The peoples of the New Guinea Highlands primarily confine their artistic output to elaborate forms of personal ornamentation. Sculpture among Highland peoples is rare. In some areas of the Eastern Highlands, however, artists produced thin carved boards of various types, often in openwork and always painted with highly stylized designs. These were displayed in great numbers at large-scale ceremonies during which quantities of pigs were sacrificed to feed ancestral spirits and promote fertility. Anthropomorphic boards such as this one embody symbols of the sun (the round head) and moon (the diamond-shaped body). In this example one can trace an ambiguous image, which can be seen either as a figure with hands touching the head and the legs drawn up, or as a standing figure. Carved in the early 1950s, this board is partly decorated with imported Western pigments.
A tribal chieftain, until 1960; Dadi Wurz, Switzerland, 1952–1960; Nelson A. Rockefeller, New York, 1960, on loan to The Museum of Primitive Art, New York, 1960–1969; The Museum of Primitive Art, New York, 1969–1978

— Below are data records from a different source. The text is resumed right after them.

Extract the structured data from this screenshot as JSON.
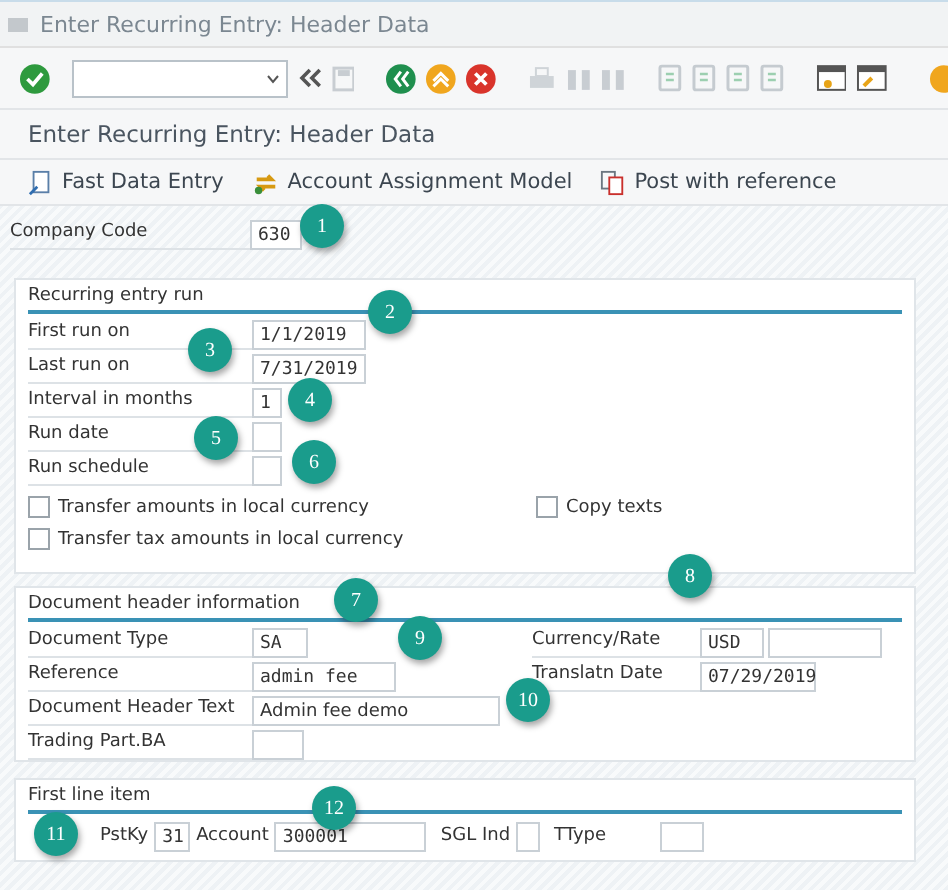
{
  "window": {
    "title": "Enter Recurring Entry: Header Data"
  },
  "screen_title": "Enter Recurring Entry: Header Data",
  "app_toolbar": [
    {
      "label": "Fast Data Entry",
      "kind": "fast"
    },
    {
      "label": "Account Assignment Model",
      "kind": "model"
    },
    {
      "label": "Post with reference",
      "kind": "reference"
    }
  ],
  "company_code": {
    "label": "Company Code",
    "value": "630"
  },
  "recurring_run": {
    "title": "Recurring entry run",
    "fields": [
      {
        "label": "First run on",
        "value": "1/1/2019"
      },
      {
        "label": "Last run on",
        "value": "7/31/2019"
      },
      {
        "label": "Interval in months",
        "value": "1"
      },
      {
        "label": "Run date"
      },
      {
        "label": "Run schedule"
      }
    ],
    "checkboxes": [
      {
        "label": "Transfer amounts in local currency",
        "checked": false
      },
      {
        "label": "Copy texts",
        "checked": false
      },
      {
        "label": "Transfer tax amounts in local currency",
        "checked": false
      }
    ]
  },
  "document_header": {
    "title": "Document header information",
    "left_fields": [
      {
        "label": "Document Type",
        "value": "SA"
      },
      {
        "label": "Reference",
        "value": "admin fee"
      },
      {
        "label": "Document Header Text",
        "value": "Admin fee demo"
      },
      {
        "label": "Trading Part.BA"
      }
    ],
    "right_fields": [
      {
        "label": "Currency/Rate",
        "value": "USD",
        "kind": "pair"
      },
      {
        "label": "Translatn Date",
        "value": "07/29/2019",
        "kind": "single"
      }
    ]
  },
  "first_line_item": {
    "title": "First line item",
    "fields": [
      {
        "label": "PstKy",
        "value": "31"
      },
      {
        "label": "Account",
        "value": "300001"
      },
      {
        "label": "SGL Ind"
      },
      {
        "label": "TType"
      }
    ]
  },
  "callouts": [
    "1",
    "2",
    "3",
    "4",
    "5",
    "6",
    "7",
    "8",
    "9",
    "10",
    "11",
    "12"
  ]
}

Aufenanger, H. "The Gerua Cult in the Highlands of New Guinea." Anthropos vol. 60 (1965), pp. 248-61.
The Metropolitan Museum of Art. Art of Oceania, Africa, and the Americas from the Museum of Primitive Art. New York: The Metropolitan Museum of Art, 1969, no. 191.
Friede, John A. New Guinea Art: Masterpieces from the Jolika Collection of Marcia and John Friede. Vol. vol. 2. San Francisco: de Young Museum, Fine Arts Museums of San Francisco, 2005, Vol. 2, p. 186, no. 574.
Kjellgren, Eric. Oceania: Art of the Pacific Islands in the Metropolitan Museum of Art. New York and New Haven: The Metropolitan Museum of Art, 2007, no. 16, pp. 47–49.
Kjellgren, Eric. "The Pacific Resurfaces: New Galleries for Oceanic Art at the Metropolitan Museum of Art." Tribal Art (Winter 2007–2008), 102, 7.
Kjellgren, Eric. How to Read Oceanic Art. How to Read 3. New York: The Metropolitan Museum of Art, 2014, pp. 48–49.